'In the field of education there are divergent views as regards the mode of testing the capacity andcaliber of students in the matter of admissions to colleges....The scheme of selection, however, perfect it may be on paper, may be abused in practice. That it is capable of abuse is not a ground for quashing it. So long as the order lays down relevant objective criteria and entrust the business of selection to qualified persons, this Courtcannot obviously have any say in the matter.'
Having regard to all these facts, it is not possible to conclude that re-examination to only such of thosecandidates whose answer scripts are missing would result in discrimination.
8. Other facet of same contention is re-examination must be held in that subject for all candidates so that there maybe an uniformity of standard to test merit of a candidate. The fallacy of this argument may be tested with illustrations -instead of one or two answer scripts missing in a particular subject, if it happens in more than one subject, should a re-examination be held in those subjects for all examinees? Take the case where examinees are more in number-Secondary School Leaving Certificate, P.U.C., or B.E., etc., - if answer scripts of a student in one subject is missing should otherstudents also face re-examination in the same subject? Likewise, if few answer papers of four or five students are missing in2. : 6SCR368 more than one subject, should there be a re-examination for all in those subjects? Last in the examples but more concrete in its application - same questions are not put to allcandidates in an interview. Can it be said, a different yard-stick is adopted to evaluate the suitability It would be most illogical to hold that all of them must face re-examination-whether they have passed or failed.
In Maneka Gandhi - v. - Union of India it is stated by the Supreme Court thus:
'-Equality is a dynamic concept with many aspects and dimensions and cannot be imprisoned within traditional and doctrinaire limits....Article 14 strikes at arbitrariness in State action and ensures fairness and equality of treatment.
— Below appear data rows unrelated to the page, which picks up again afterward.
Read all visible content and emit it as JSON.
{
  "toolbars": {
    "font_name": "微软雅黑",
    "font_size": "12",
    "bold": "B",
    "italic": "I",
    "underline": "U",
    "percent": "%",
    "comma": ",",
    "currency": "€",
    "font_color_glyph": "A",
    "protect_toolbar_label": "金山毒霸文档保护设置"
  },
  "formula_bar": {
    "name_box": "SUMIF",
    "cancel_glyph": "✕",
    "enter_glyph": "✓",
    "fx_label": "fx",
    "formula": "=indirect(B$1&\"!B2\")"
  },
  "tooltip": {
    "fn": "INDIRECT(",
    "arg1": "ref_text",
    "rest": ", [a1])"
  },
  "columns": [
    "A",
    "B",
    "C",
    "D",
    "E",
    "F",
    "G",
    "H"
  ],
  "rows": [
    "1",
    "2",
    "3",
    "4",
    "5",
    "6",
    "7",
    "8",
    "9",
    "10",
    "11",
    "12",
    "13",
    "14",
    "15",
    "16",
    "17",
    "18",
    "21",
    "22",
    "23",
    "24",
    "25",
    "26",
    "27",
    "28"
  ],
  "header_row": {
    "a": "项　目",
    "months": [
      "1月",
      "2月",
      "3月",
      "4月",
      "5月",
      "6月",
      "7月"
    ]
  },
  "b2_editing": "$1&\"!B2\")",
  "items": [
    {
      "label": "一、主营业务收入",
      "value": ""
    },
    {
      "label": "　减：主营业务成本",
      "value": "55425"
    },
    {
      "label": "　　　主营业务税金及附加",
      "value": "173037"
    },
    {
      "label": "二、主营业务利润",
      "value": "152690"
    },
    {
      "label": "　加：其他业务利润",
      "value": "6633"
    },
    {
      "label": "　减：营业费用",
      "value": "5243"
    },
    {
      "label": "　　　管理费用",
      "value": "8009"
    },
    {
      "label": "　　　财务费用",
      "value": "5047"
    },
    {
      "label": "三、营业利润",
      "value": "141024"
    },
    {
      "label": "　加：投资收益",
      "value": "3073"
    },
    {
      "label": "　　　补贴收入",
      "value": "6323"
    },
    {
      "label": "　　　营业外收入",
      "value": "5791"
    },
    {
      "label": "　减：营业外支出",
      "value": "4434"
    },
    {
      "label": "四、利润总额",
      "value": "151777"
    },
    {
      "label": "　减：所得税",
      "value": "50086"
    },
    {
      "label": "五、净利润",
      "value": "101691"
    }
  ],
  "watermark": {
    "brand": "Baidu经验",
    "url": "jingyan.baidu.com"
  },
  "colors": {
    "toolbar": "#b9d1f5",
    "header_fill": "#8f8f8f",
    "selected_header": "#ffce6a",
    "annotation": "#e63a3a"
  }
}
The principle of reasonableness, which legally as well as philosophically, is an essential element of equality or non-arbitrariness pervades Article 14 like a brooding omnipresence-'
In Special Court Bills dealing with scope of Article 14 of the Constitution this is what the Supreme Court has stated :
'Cases arising under Article 14 'have been repeated so many times during the past few years that they now sound almost platitudinous.' What was considered to be platitudinous some 18 years ago has, in the natural course of events, become even more platitudinoustoday, especially in view of the avalanche of eases which have flooded this Court. Many a Learned Judge of this Court has said that it is not in the formulation of principles under Article 14 but in their application to concrete cases that difficulties generally arise.'
and ultimately summarising the scope and ambit, it is stated:
'The principle underlying the guarantee of Article 14 is not that the same rules of law should be applicable to all persons within the Indian Territory or that the same remedies should be made available to them irrespective of differences of circumstances....'
Sum and substance is that in applying Article 14, mathematical precision or nicety or perfect equanimity are not insisted. Similarity rather than identity of treatment is enough.
Hence, I find no merit in the plea that conduct of re-examination to only a few would be discriminatory.
9. Sri S. V. Narasimhan, Learned High Court Government Pleader, who was directed to take notice and ascertain from KPSC as to whether they would finalise the list of selected candidates even before the completion of process of written examination, submitted on instructions that till the process of written examination and viva-voce is completed for all candidates no selection list would be finalised. In view of this statement, there is no basis for the apprehension of the petitioners that KPSC would finalise the list of selected candidates even before completion of process of examination.